It is also not uncommon for people to “come out” as gay or lesbian after first “coming out” as bisexual. They may believe that, by identifying as still somewhat “straight,” the backlash will be less severe. Still, just because a few may follow this path, does not mean it is meant for all bisexuals.

In addition to bisexuality, there are those people who choose to identify as pansexual. At first glance, there seems to be little difference between the two groups. However, pansexuality looks beyond the division of “male” and “female” and includes attraction to transpeople. Oftentimes, people who identify as pansexual say that they don’t fall in love with a person, they fall in love with a soul.

Am I Transgender?

Of all of the people in the LGBTQ community, transgenders are probably the least understood. A transgender person is someone does not feel comfortable in their body. They may feel like a female trapped inside of a man’s body (male-to-female, or MtF), or a male trapped inside of a woman’s body (female-to-male, or FtM). Gender Identity is how you feel yourself to be – either male or female, whether that matches your biological sex or not. After realizing that you are more comfortable living completely as the ‘opposite’ gender, there is a long and intense journey ahead of you. Through therapy, hormonal treatment, legal paperwork (for changing your name and sex), and sexual reassignment surgery, it is very possible to live completely as a man or woman, whichever is right for you.

Many people will question why a transgendered person cannot “just accept what they were born as.” However, anyone who has been unhappy within themselves knows that change must occur for true happiness. Accepting yourself as transgender, if that indeed is correct for you, is the first step discovering who you are and where you will go in life. From there, your true self will blossom not only within, but externally as well. Once you accept yourself, people are more likely to accept you as well.

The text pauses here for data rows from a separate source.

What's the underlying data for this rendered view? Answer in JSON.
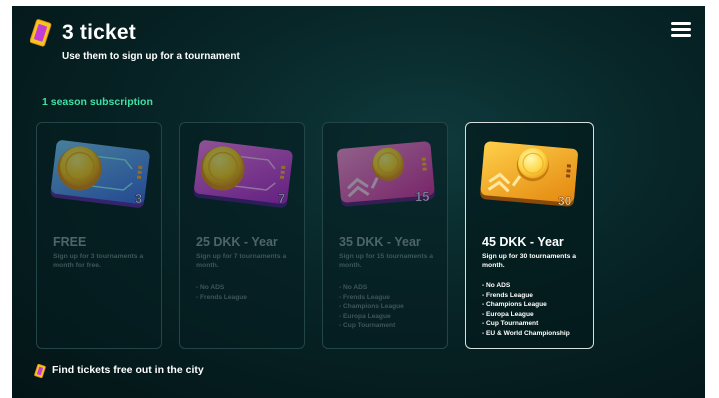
{
  "header": {
    "title": "3 ticket",
    "subtitle": "Use them to sign up for a tournament"
  },
  "section": {
    "label": "1 season subscription"
  },
  "plans": [
    {
      "price": "FREE",
      "description": "Sign up for 3 tournaments a month for free.",
      "ticket_number": "3",
      "ticket_color": "blue",
      "features": [],
      "selected": false
    },
    {
      "price": "25 DKK - Year",
      "description": "Sign up for 7 tournaments a month.",
      "ticket_number": "7",
      "ticket_color": "magenta",
      "features": [
        "- No ADS",
        "- Frends League"
      ],
      "selected": false
    },
    {
      "price": "35 DKK - Year",
      "description": "Sign up for 15 tournaments a month.",
      "ticket_number": "15",
      "ticket_color": "pink",
      "features": [
        "- No ADS",
        "- Frends League",
        "- Champions League",
        "- Europa League",
        "- Cup Tournament"
      ],
      "selected": false
    },
    {
      "price": "45 DKK - Year",
      "description": "Sign up for 30 tournaments a month.",
      "ticket_number": "30",
      "ticket_color": "gold",
      "features": [
        "- No ADS",
        "- Frends League",
        "- Champions League",
        "- Europa League",
        "- Cup Tournament",
        "- EU & World Championship"
      ],
      "selected": true
    }
  ],
  "footer": {
    "text": "Find tickets free out in the city"
  },
  "colors": {
    "background": "#072426",
    "accent_green": "#3fe0a5",
    "ticket_blue": "#3b8bff",
    "ticket_magenta": "#c61fd6",
    "ticket_pink": "#e63fb5",
    "ticket_gold": "#f2a21a",
    "coin": "#ffd21f"
  },
  "icons": {
    "header": "ticket-icon",
    "menu": "hamburger-menu-icon",
    "footer": "ticket-icon"
  }
}
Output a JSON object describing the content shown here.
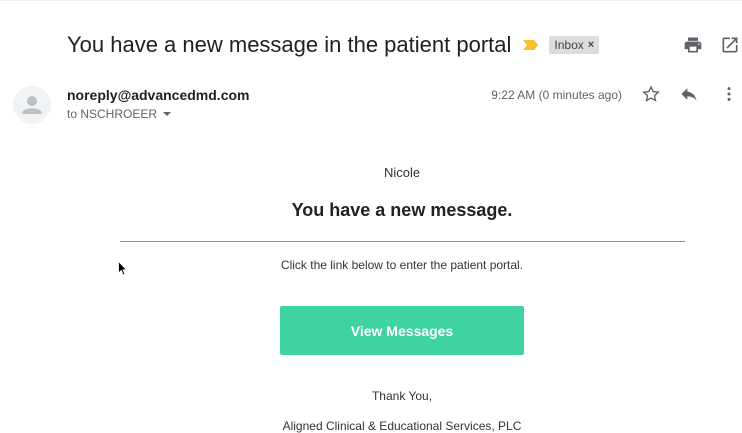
{
  "header": {
    "subject": "You have a new message in the patient portal",
    "label": "Inbox",
    "label_remove": "×",
    "importance_color": "#f6c026"
  },
  "message": {
    "sender": "noreply@advancedmd.com",
    "recipient": "to NSCHROEER",
    "time": "9:22 AM (0 minutes ago)"
  },
  "body": {
    "greeting": "Nicole",
    "headline": "You have a new message.",
    "instruction": "Click the link below to enter the patient portal.",
    "button_label": "View Messages",
    "button_color": "#3fd3a2",
    "thanks": "Thank You,",
    "organization": "Aligned Clinical & Educational Services, PLC"
  },
  "icons": {
    "print": "print-icon",
    "open_new_window": "open-in-new-window-icon",
    "avatar": "default-avatar-icon",
    "star": "star-icon",
    "reply": "reply-icon",
    "more": "more-vert-icon",
    "importance": "importance-marker-icon",
    "cursor": "mouse-cursor-icon"
  }
}
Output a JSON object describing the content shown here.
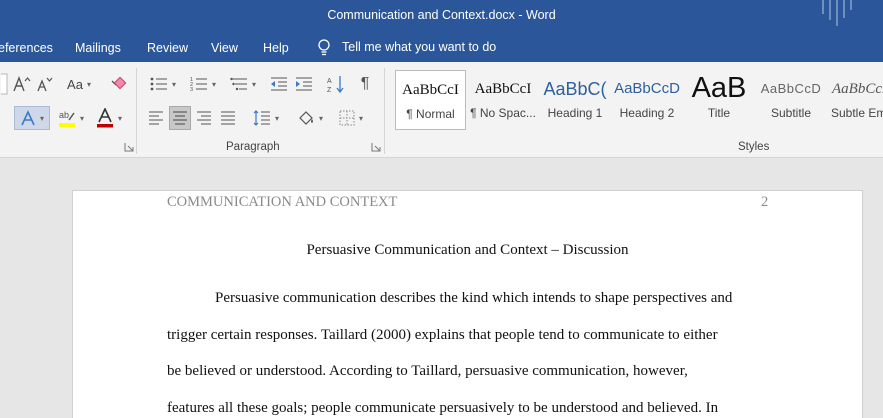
{
  "window": {
    "title": "Communication and Context.docx  -  Word"
  },
  "tabs": [
    {
      "label": "eferences"
    },
    {
      "label": "Mailings"
    },
    {
      "label": "Review"
    },
    {
      "label": "View"
    },
    {
      "label": "Help"
    }
  ],
  "tell_me": {
    "text": "Tell me what you want to do",
    "icon": "lightbulb-icon"
  },
  "ribbon": {
    "font": {
      "change_case_label": "Aa"
    },
    "paragraph": {
      "label": "Paragraph"
    },
    "styles": {
      "label": "Styles",
      "items": [
        {
          "sample": "AaBbCcI",
          "name": "¶ Normal"
        },
        {
          "sample": "AaBbCcI",
          "name": "¶ No Spac..."
        },
        {
          "sample": "AaBbC(",
          "name": "Heading 1"
        },
        {
          "sample": "AaBbCcD",
          "name": "Heading 2"
        },
        {
          "sample": "AaB",
          "name": "Title"
        },
        {
          "sample": "AaBbCcD",
          "name": "Subtitle"
        },
        {
          "sample": "AaBbCcD",
          "name": "Subtle Em"
        }
      ]
    },
    "colors": {
      "highlight": "#ffff00",
      "font_color": "#c00000",
      "accent": "#2b579a"
    }
  },
  "document": {
    "header_left": "COMMUNICATION AND CONTEXT",
    "header_right": "2",
    "title": "Persuasive Communication and Context – Discussion",
    "lines": [
      "Persuasive communication describes the kind which intends to shape perspectives and",
      "trigger certain responses. Taillard (2000) explains that people tend to communicate to either",
      "be believed or understood. According to Taillard, persuasive communication, however,",
      "features all these goals; people communicate persuasively to be understood and believed. In"
    ]
  }
}
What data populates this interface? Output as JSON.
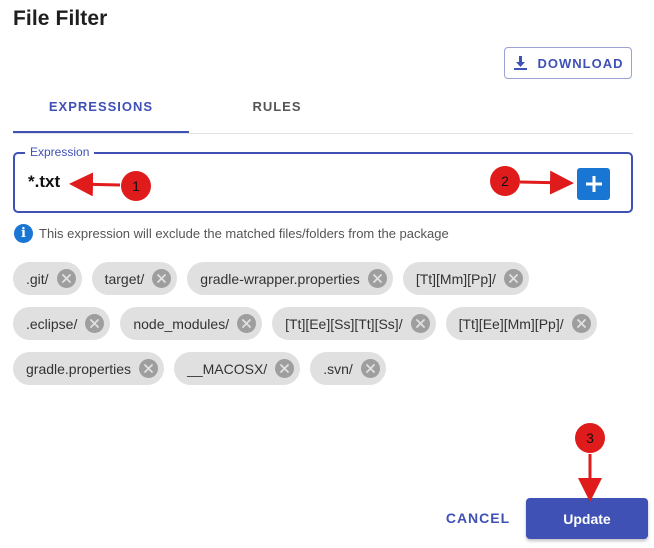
{
  "dialog": {
    "title": "File Filter"
  },
  "toolbar": {
    "download_label": "DOWNLOAD",
    "download_icon": "download-icon"
  },
  "tabs": [
    {
      "label": "EXPRESSIONS",
      "active": true
    },
    {
      "label": "RULES",
      "active": false
    }
  ],
  "expression": {
    "legend": "Expression",
    "value": "*.txt",
    "add_icon": "plus-icon"
  },
  "hint": {
    "icon": "info-icon",
    "glyph": "i",
    "text": "This expression will exclude the matched files/folders from the package"
  },
  "chip_rows": [
    [
      "git/",
      "target/",
      "gradle-wrapper.properties",
      "[Tt][Mm][Pp]/"
    ],
    [
      "eclipse/",
      "node_modules/",
      "[Tt][Ee][Ss][Tt][Ss]/",
      "[Tt][Ee][Mm][Pp]/"
    ],
    [
      "gradle.properties",
      "__MACOSX/",
      "svn/"
    ]
  ],
  "chips_prefix_dot": [
    [
      true,
      false,
      false,
      false
    ],
    [
      true,
      false,
      false,
      false
    ],
    [
      false,
      false,
      true
    ]
  ],
  "footer": {
    "cancel_label": "CANCEL",
    "update_label": "Update"
  },
  "annotations": {
    "markers": [
      "1",
      "2",
      "3"
    ]
  },
  "colors": {
    "accent": "#3f51b5",
    "add_button": "#1976d2",
    "annotation_red": "#e01b1b",
    "chip_bg": "#e0e0e0"
  }
}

Youth First Texas has a Gender Identity group the second and fourth Thursday of every month. At 7:30, a group of volunteers who have been in your positon, peers who also consider themselves transgender, and those who simply want to learn more about transgenderism gather together to discuss the trials and accomplishments that follow your personal acknowledgement of yourself.

Am I Queer?

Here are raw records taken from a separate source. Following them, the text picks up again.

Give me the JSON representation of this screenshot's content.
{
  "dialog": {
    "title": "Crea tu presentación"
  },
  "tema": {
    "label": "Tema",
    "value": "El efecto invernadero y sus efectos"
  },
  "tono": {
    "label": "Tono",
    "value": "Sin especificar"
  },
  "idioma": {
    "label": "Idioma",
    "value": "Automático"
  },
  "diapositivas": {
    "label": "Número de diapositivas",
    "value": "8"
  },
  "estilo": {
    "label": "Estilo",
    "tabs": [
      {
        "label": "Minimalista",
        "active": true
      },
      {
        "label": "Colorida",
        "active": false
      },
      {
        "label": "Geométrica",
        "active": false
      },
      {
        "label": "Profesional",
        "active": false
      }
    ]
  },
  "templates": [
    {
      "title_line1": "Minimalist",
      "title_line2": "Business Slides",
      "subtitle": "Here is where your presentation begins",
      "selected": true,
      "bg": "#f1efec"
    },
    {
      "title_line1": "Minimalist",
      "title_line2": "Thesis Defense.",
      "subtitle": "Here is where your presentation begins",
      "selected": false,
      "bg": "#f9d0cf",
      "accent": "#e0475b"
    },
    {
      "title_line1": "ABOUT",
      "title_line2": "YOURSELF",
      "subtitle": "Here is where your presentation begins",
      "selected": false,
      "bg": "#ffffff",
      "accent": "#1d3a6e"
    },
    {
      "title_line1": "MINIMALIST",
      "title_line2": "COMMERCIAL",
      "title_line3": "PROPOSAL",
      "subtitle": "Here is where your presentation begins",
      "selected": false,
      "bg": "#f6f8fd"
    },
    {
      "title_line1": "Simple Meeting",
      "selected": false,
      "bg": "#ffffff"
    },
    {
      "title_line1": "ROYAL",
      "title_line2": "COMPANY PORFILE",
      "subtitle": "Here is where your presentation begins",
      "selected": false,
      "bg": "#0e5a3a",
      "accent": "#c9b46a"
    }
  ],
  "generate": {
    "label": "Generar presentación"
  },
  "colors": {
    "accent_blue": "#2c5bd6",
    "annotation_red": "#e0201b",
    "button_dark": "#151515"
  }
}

Queer is defined as “strange or odd from a conventional viewpoint.” Many people in the LGBT community will add a Q for Queer. This is because there are several people who find themselves not straight, but not gay, lesbian, bisexual, or transgender either. There are several different categories that a person can fall under; here are just a few:

Gender Bender – blurs the lines of gender by presenting him/herself in a non-gender specific (or multi-gendered) manner; may, for example, wear a business suit with a short, male haircut, but also have on high-heeled shoes and makeup

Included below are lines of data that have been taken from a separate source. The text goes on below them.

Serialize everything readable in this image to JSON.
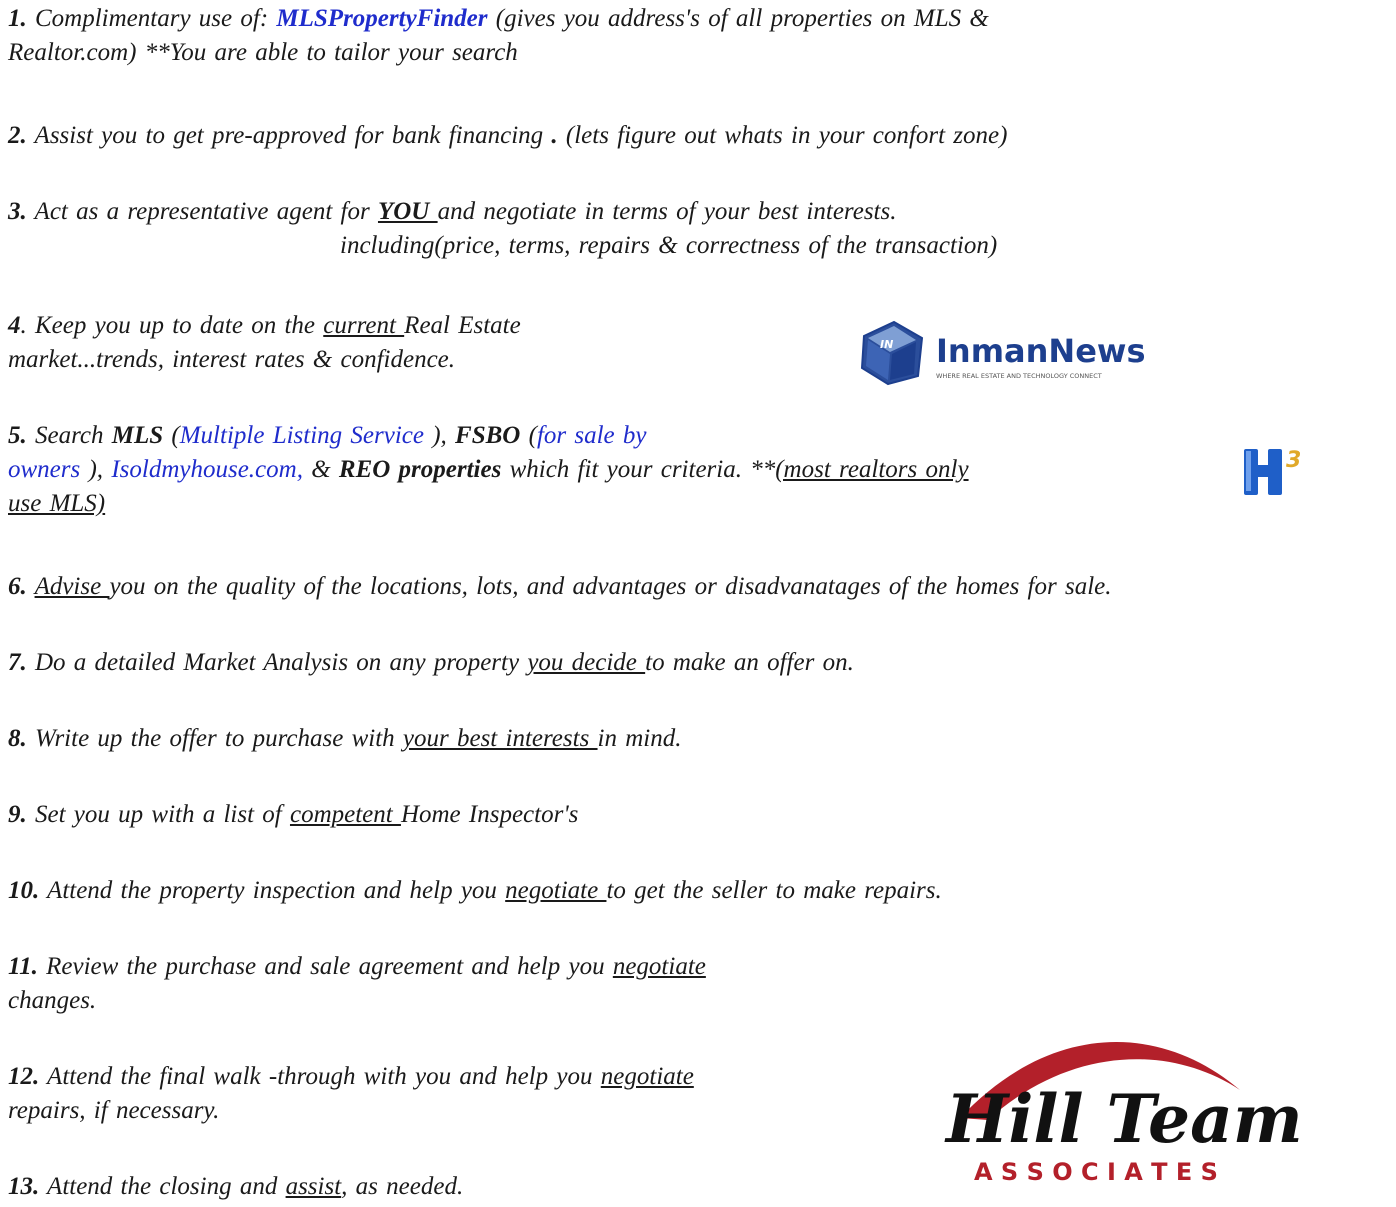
{
  "items": [
    {
      "num": "1.",
      "t1": " Complimentary  use of: ",
      "link": "MLSPropertyFinder",
      "t2": "   (gives you address's of all properties on MLS &",
      "t3": "Realtor.com)     **You are able to tailor your search"
    },
    {
      "num": "2.",
      "t1": " Assist you to get pre-approved for bank financing",
      "t2": " . ",
      "t3": " (lets figure out whats in your confort zone)"
    },
    {
      "num": "3.",
      "t1": " Act as a representative  agent for ",
      "u1": "YOU ",
      "t2": " and negotiate  in terms of your best interests.",
      "t3": "including(price,  terms,  repairs & correctness  of the transaction)"
    },
    {
      "num": "4",
      "t1": ". Keep you up to date on the ",
      "u1": "current ",
      "t2": " Real Estate",
      "t3": "market...trends,   interest rates & confidence."
    },
    {
      "num": "5.",
      "t1": " Search ",
      "b1": "MLS",
      "t2": " (",
      "l1": "Multiple Listing Service",
      "t3": " ), ",
      "b2": "FSBO",
      "t4": "  (",
      "l2": "for sale by",
      "l3": "owners",
      "t5": " ), ",
      "l4": "Isoldmyhouse.com,",
      "t6": "   & ",
      "b3": "REO properties",
      "t7": "  which fit your criteria. **",
      "u1": "(most  realtors only ",
      "u2": "use MLS)"
    },
    {
      "num": "6.",
      "t1": " ",
      "u1": "Advise ",
      "t2": " you on the quality of the locations, lots, and advantages  or disadvanatages  of the homes for sale."
    },
    {
      "num": "7.",
      "t1": " Do a detailed Market  Analysis on any property  ",
      "u1": "you decide ",
      "t2": " to make  an offer  on."
    },
    {
      "num": "8.",
      "t1": " Write up the offer to purchase with  ",
      "u1": "your best interests ",
      "t2": " in mind."
    },
    {
      "num": "9.",
      "t1": "  Set you up with a list of ",
      "u1": "competent ",
      "t2": "  Home Inspector's"
    },
    {
      "num": "10.",
      "t1": " Attend  the property  inspection  and help you ",
      "u1": "negotiate ",
      "t2": "  to get the seller to make  repairs."
    },
    {
      "num": "11.",
      "t1": " Review  the purchase  and sale agreement  and help you ",
      "u1": "negotiate ",
      "t2": "changes."
    },
    {
      "num": "12.",
      "t1": " Attend  the final walk -through  with you and help you ",
      "u1": "negotiate ",
      "t2": "repairs, if necessary."
    },
    {
      "num": "13.",
      "t1": " Attend  the closing and ",
      "u1": "assist",
      "t2": ",  as needed."
    }
  ],
  "logos": {
    "inman_text": "InmanNews",
    "inman_tagline": "WHERE REAL ESTATE AND TECHNOLOGY CONNECT",
    "inman_box_text": "IN",
    "h3_text": "H",
    "h3_sup": "3",
    "hill_script": "Hill Team",
    "hill_sub": "A S S O C I A T E S"
  },
  "colors": {
    "link_blue": "#1f2ccc",
    "inman_blue": "#1d3f8e",
    "hill_red": "#b3202a"
  }
}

Androgyne – does not fit clearly into the gender binary (male OR female) and sometimes may find him/herself genderless; many times, will identify him/herself as ‘mentally between male and female’; at first glance, the biological sex of the person may be unidentifiable; typically identify him/herself as pansexual or asexual; may ask people to refer to them with gender neutral (or genderless) pronouns, such as “hir” (pronounced ‘here’) and ”zie” (pronounced ‘zee’)

Pansexual – can be attracted physically, emotionally, romantically, and sexually to anyone, regardless of gender or sex; inclusive of bisexual (finds both males and females attractive) but also includes transgenders, androgens, and gender benders

Asexual – does not experience sexual attraction

Am I an Ally?

The term Ally encompasses a wide variety of people. Most commonly, allies are considered to be people who do not identify as LGBT but are supportive of the LGBT community and often work with them to achieve their goals. An ally can be a best friend, a mentor, even occasionally a parent. An ally can fill many roles, from trusted confidante to advocate.

The role of an ally also works within the LGBT community. A youth who identifies as gay can also be an ally to the transgender community, or a youth who identifies as lesbian can be an ally to the bisexual community. By forming such ties, the community finds a deeper understanding among its members, creating a better sense of unity.